A judge Thursday slashed the bail for the fired captain of the Exxon Valdez from $1 million to $25,000, saying the higher amount was disproportionate and that the skipper was unlikely to flee.

On Wednesday, another judge set bail for Capt. Joseph Hazelwood at $1 million bond or $500,000 cash, comparing the effect of the oil tanker wreck in Alaska to the atomic bombing of Hiroshima.In response to an appeal by Hazelwood's lawyer, Justice Thomas Stark, the supervising judge of Suffolk County Criminal Court, reduced the bail to $25,000 bond or cash.

Hazelwood was expected to make bail, his attorney, Thomas Russo, said Thursday, but he did not know when.

"The amount of bail is not commensurate with the seriousness of the crime or the effect of the crime on the community," Stark said of the figure that had shocked even prosecutors.

"We can't take out our wrath on one individual," said District Attorney Patrick Henry, whose office originally had requested $25,000 bail.

Hazelwood, who faces three misdemeanor charges in Alaska, is accused of being drunk when he relinquished command of the Exxon Valdez to an uncertified seaman. The vessel then hit a reef March 24, gushing 10.1 million gallons of crude oil into Prince William Sound and creating North America's worst oil spill.

Judge Kenneth Rohl, a naturalist who comes from a family of professional seamen, set Hazelwood's bail Wednesday at $1 million bond or $500,000 cash.

"These misdemeanors are of such a magnitude that has never been equaled, at least in this country," Rohl said. "He's got to think about that. We have a man-made destruction that has not been equaled, probably, since Hiroshima."

The U.S. bombing of Hiroshima at the end of World War II killed or injured nearly 130,000 people and leveled 90 percent of the Japanese city. No human life has been lost in the oil spill.

Dean Guaneli, Alaska's assistant attorney general, said the bail order "expresses the nation's outrage at what has happened."

A pale, shaken Hazelwood, whose lawyer had sought $5,000 cash bail, was led from Rohl's courtroom in handcuffs after his arraignment on the fugitive warrant.

"It was tough for our client to hear," said defense attorney Michael Chalos. "It was very harsh, we thought."

Hazelwood was taken to the Suffolk County Jail. He was granted 30 days to prepare for an extradition hearing.

Authorities in Alaska have charged him with operating a ship while drunk, reckless endangerment and negligent discharge of oil. He faces 21/4 years in prison if convicted.

Hazelwood, 42, of Huntington, N.Y., was fired by Exxon last week after the National Transportation Safety Board said tests taken about nine hours after the Good Friday disaster showed he was under the influence of alcohol.

Rohl said that even though Hazelwood faces only misdemeanors, "We are not talking about someone breaking someone's windshield.
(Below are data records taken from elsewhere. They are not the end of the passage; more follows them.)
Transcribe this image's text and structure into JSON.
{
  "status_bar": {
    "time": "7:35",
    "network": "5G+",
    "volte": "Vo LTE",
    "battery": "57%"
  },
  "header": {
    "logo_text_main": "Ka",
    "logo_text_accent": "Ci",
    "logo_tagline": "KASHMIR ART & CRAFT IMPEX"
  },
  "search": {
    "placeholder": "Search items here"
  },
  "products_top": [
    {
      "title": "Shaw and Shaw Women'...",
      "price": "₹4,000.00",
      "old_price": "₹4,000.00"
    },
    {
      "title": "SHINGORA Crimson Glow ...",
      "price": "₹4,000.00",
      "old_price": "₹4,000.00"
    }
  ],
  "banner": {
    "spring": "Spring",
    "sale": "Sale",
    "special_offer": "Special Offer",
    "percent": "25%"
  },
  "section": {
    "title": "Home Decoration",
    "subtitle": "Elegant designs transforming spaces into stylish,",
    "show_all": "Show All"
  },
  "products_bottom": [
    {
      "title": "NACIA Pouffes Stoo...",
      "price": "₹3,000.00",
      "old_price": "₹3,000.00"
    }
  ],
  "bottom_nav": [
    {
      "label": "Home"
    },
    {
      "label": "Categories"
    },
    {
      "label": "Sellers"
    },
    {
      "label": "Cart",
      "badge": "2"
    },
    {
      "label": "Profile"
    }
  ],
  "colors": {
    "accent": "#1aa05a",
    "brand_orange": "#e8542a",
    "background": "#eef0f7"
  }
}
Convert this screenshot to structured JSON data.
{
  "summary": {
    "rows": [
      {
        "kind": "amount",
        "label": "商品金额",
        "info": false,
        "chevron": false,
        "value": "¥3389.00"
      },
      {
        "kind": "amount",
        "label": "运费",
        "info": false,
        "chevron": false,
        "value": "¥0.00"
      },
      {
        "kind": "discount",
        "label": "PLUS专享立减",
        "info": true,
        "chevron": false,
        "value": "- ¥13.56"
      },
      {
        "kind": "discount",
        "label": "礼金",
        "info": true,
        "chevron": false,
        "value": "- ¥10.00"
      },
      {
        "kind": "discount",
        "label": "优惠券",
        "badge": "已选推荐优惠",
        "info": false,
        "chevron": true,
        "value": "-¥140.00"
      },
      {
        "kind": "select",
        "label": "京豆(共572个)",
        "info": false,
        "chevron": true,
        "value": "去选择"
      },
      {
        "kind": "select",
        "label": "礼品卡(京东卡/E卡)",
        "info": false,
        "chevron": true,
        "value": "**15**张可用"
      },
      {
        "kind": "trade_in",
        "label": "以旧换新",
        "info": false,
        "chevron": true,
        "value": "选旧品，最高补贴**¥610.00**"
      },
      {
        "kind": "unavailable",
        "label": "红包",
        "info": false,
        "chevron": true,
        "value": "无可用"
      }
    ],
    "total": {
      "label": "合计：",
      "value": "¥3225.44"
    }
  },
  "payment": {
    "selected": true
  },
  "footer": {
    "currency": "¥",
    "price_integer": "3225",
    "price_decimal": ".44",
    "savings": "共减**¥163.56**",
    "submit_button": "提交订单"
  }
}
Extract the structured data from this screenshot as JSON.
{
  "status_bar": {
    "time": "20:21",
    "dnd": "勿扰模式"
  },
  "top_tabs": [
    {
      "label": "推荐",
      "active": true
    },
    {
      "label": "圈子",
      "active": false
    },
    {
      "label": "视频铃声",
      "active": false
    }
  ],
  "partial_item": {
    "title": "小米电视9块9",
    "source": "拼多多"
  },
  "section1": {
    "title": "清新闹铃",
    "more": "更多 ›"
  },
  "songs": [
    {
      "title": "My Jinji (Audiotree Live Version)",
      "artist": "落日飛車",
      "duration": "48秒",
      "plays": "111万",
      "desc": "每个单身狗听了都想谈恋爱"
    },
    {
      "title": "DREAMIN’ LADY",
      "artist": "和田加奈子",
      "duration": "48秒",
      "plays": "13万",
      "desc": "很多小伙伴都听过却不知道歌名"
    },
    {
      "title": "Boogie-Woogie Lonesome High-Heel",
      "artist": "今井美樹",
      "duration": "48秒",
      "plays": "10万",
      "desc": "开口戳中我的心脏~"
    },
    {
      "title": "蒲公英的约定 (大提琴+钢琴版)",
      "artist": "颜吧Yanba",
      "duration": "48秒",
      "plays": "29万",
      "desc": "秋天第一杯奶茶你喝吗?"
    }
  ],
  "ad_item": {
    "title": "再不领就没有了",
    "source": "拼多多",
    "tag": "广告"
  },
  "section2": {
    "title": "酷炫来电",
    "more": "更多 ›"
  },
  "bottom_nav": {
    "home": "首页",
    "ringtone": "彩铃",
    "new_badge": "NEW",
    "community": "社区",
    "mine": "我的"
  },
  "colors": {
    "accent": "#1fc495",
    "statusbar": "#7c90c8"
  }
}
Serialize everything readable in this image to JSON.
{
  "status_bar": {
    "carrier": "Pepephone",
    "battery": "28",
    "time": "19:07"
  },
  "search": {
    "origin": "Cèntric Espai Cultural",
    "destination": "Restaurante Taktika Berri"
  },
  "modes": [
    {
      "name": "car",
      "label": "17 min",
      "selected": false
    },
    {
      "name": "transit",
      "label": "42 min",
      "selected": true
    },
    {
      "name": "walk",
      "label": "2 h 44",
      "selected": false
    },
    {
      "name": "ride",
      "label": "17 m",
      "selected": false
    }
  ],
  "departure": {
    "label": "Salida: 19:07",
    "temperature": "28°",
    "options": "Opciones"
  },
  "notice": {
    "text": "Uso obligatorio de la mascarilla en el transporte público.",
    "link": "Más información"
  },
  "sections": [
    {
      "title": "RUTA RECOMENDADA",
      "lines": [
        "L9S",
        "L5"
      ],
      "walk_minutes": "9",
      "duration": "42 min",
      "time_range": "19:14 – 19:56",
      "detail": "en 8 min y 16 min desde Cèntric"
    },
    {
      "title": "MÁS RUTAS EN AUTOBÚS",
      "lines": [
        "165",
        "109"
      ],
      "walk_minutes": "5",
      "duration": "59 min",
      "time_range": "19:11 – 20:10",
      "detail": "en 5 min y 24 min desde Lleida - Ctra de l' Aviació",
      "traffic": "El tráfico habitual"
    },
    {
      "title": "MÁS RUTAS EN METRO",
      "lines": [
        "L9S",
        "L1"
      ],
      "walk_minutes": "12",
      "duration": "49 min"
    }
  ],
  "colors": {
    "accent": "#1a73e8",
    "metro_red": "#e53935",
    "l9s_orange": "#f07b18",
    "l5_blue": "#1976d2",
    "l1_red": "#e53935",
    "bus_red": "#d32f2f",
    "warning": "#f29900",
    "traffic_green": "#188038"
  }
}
We are talking about a global catastrophe."

Russo said his client was no fugitive because "he left Alaska before any charges had been filed against him."

"No one is saying this is not a tragedy," Russo said, but added: "Captain Hazelwood is not guilty of these crimes. He did not commit any criminal acts in this affair."

Hazelwood, who had shaven off his beard, appeared pale and despondent after the judge's tongue-lashing. When officers put handcuffs on him his hands were sweating and shaking.